ASSIGNMENT ▸ Where a line in the records holds "your", count it once; return only the final number.

----

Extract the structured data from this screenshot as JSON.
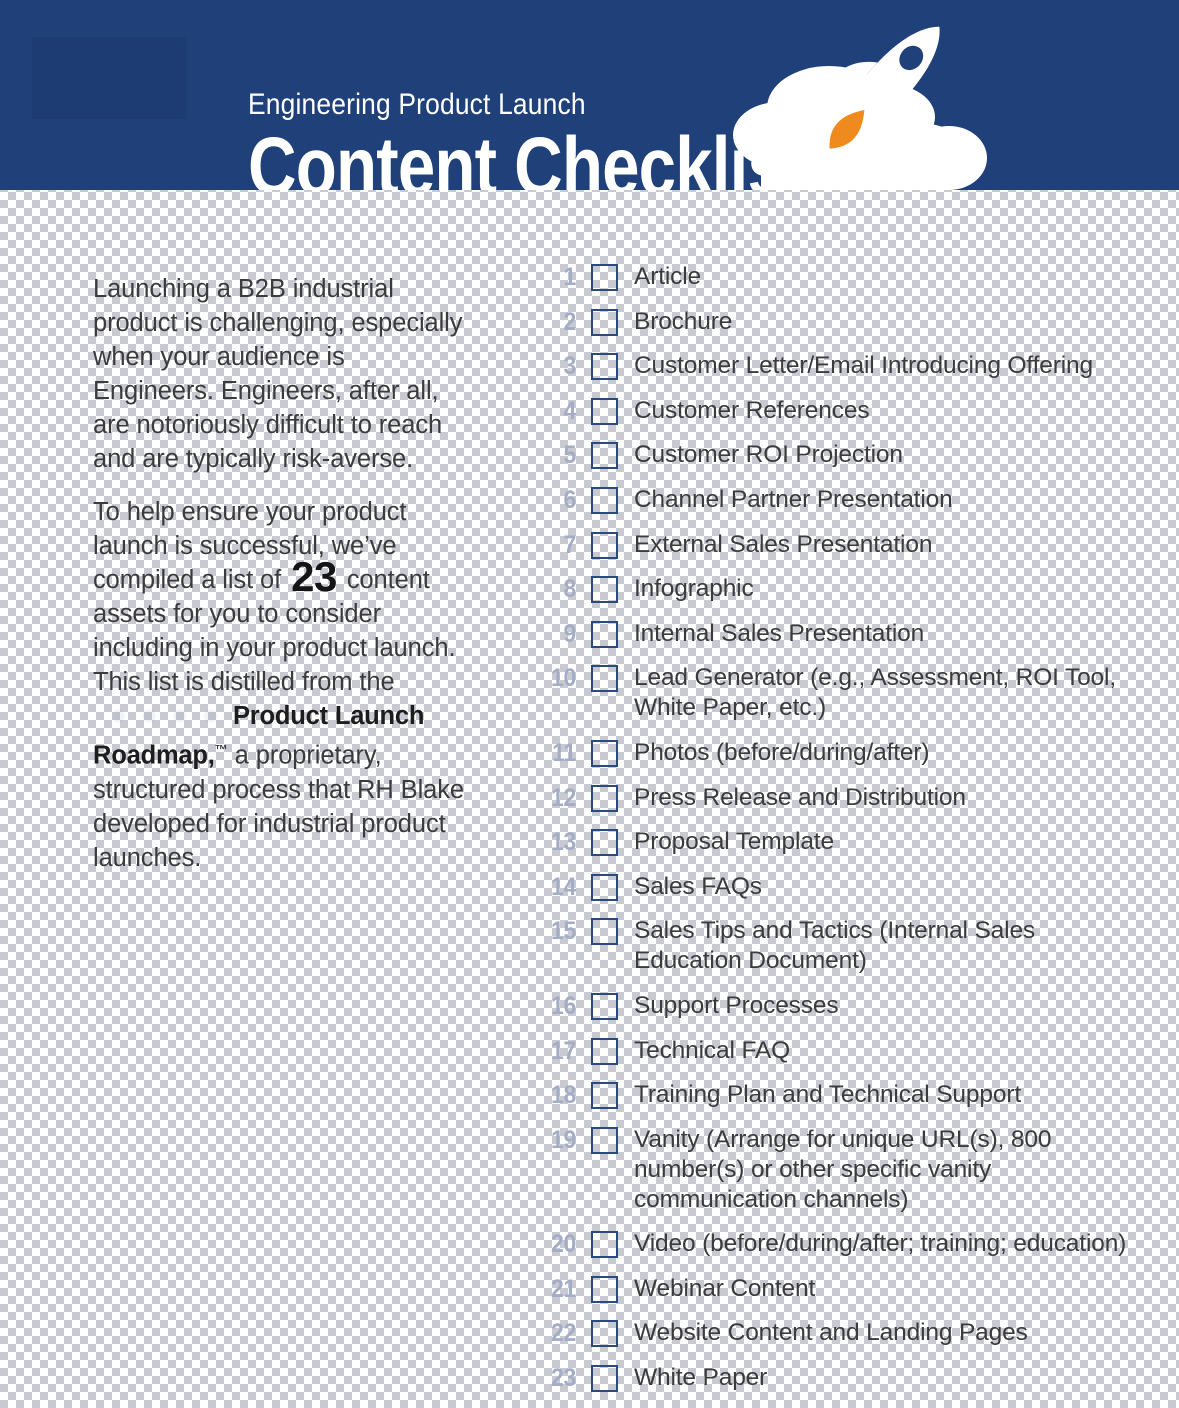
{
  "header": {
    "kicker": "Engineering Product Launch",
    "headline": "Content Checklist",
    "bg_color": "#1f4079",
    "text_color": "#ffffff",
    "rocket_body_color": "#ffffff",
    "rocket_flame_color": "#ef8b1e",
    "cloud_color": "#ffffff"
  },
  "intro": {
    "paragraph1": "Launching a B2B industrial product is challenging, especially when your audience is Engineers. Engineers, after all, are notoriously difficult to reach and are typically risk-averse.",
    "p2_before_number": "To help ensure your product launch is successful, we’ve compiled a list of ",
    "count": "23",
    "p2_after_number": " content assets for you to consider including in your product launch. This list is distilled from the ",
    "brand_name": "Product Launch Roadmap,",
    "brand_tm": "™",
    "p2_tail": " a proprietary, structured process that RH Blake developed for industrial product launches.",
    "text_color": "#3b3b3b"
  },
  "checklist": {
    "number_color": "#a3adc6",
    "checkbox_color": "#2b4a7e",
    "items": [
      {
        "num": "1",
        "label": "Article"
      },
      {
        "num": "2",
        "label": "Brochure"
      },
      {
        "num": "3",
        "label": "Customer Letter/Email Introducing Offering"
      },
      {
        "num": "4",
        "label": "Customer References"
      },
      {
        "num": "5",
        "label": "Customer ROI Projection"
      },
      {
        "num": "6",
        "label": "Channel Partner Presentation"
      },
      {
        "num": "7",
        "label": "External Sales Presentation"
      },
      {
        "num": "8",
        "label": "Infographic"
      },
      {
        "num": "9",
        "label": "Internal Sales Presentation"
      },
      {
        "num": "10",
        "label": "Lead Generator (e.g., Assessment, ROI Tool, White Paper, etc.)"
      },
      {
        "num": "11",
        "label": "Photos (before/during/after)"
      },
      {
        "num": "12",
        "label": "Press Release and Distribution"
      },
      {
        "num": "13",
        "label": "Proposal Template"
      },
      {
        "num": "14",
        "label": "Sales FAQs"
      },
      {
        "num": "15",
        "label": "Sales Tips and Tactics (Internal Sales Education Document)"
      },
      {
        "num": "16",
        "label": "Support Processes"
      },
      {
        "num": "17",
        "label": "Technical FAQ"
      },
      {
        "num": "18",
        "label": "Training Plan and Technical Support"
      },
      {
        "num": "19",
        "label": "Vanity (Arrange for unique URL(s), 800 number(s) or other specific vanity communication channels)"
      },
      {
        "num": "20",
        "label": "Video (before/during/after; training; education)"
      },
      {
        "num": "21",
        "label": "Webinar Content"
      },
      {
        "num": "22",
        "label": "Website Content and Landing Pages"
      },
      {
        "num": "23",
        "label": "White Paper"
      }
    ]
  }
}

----

TASK OUTPUT ▸ 3